#### DATA ####

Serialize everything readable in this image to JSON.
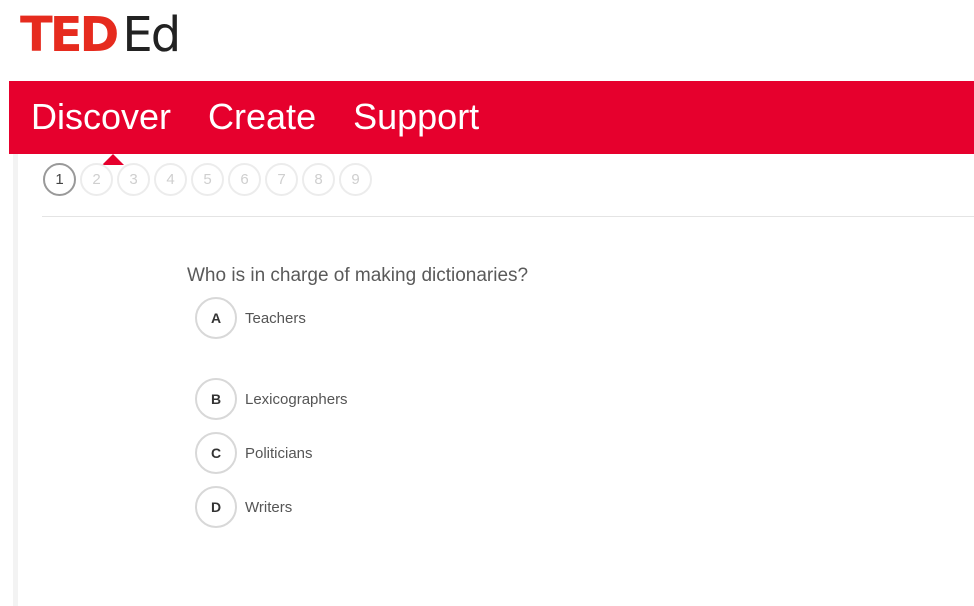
{
  "logo": {
    "ted": "TED",
    "ed": "Ed",
    "brand_color": "#e62b1e"
  },
  "nav": {
    "background": "#e6002d",
    "items": [
      "Discover",
      "Create",
      "Support"
    ],
    "active": "Discover"
  },
  "quiz": {
    "steps": [
      "1",
      "2",
      "3",
      "4",
      "5",
      "6",
      "7",
      "8",
      "9"
    ],
    "current_step": "1",
    "question": "Who is in charge of making dictionaries?",
    "choices": [
      {
        "letter": "A",
        "text": "Teachers"
      },
      {
        "letter": "B",
        "text": "Lexicographers"
      },
      {
        "letter": "C",
        "text": "Politicians"
      },
      {
        "letter": "D",
        "text": "Writers"
      }
    ]
  }
}
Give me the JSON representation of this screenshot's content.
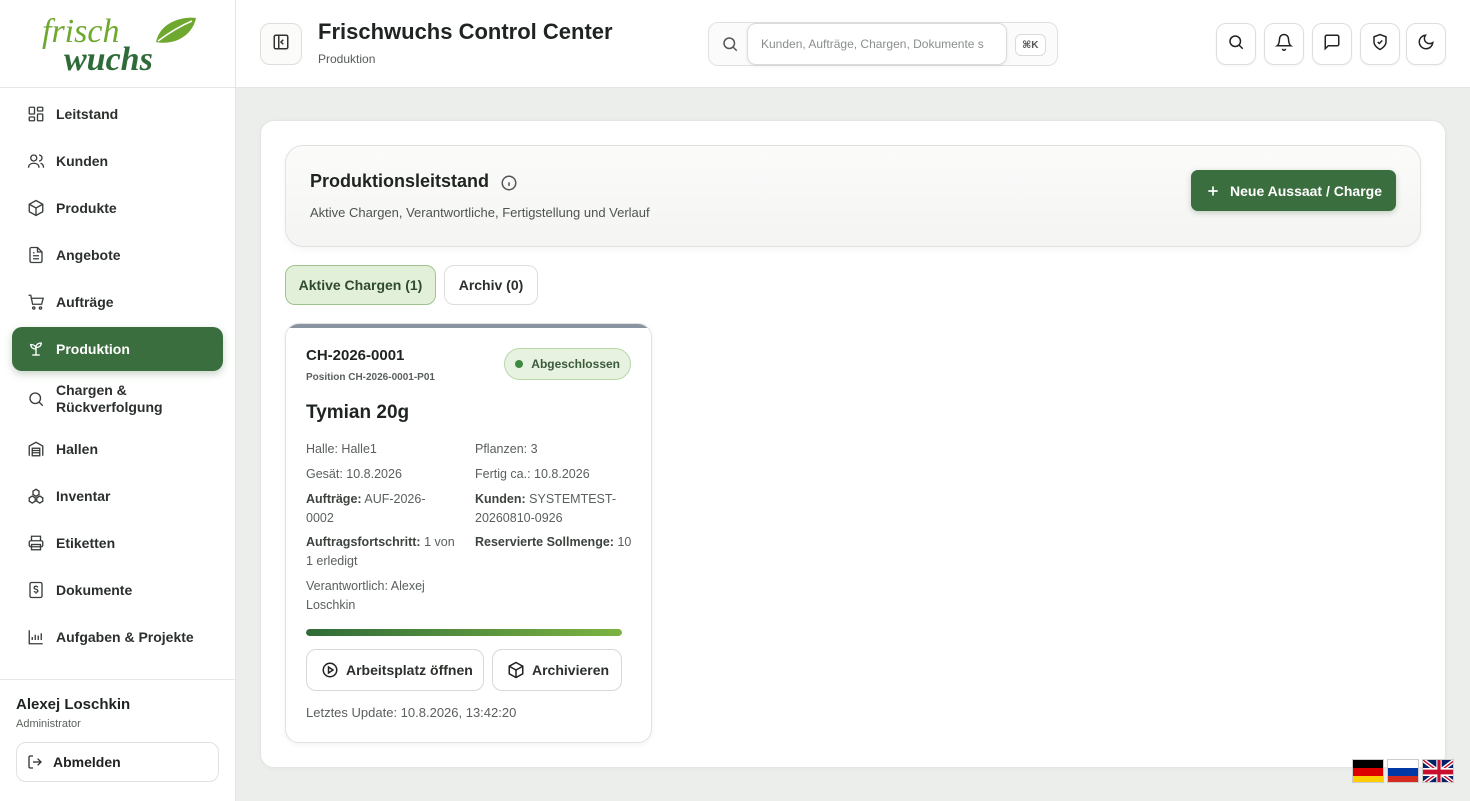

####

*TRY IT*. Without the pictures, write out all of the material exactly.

*SOLUTION*.
Serialize everything readable in this image to JSON.
{
  "logo": {
    "ted": "TED",
    "ed": "Ed",
    "brand_color": "#e62b1e"
  },
  "nav": {
    "background": "#e6002d",
    "items": [
      "Discover",
      "Create",
      "Support"
    ],
    "active": "Discover"
  },
  "quiz": {
    "steps": [
      "1",
      "2",
      "3",
      "4",
      "5",
      "6",
      "7",
      "8",
      "9"
    ],
    "current_step": "1",
    "question": "Who is in charge of making dictionaries?",
    "choices": [
      {
        "letter": "A",
        "text": "Teachers"
      },
      {
        "letter": "B",
        "text": "Lexicographers"
      },
      {
        "letter": "C",
        "text": "Politicians"
      },
      {
        "letter": "D",
        "text": "Writers"
      }
    ]
  }
}
Give me the JSON representation of this screenshot's content.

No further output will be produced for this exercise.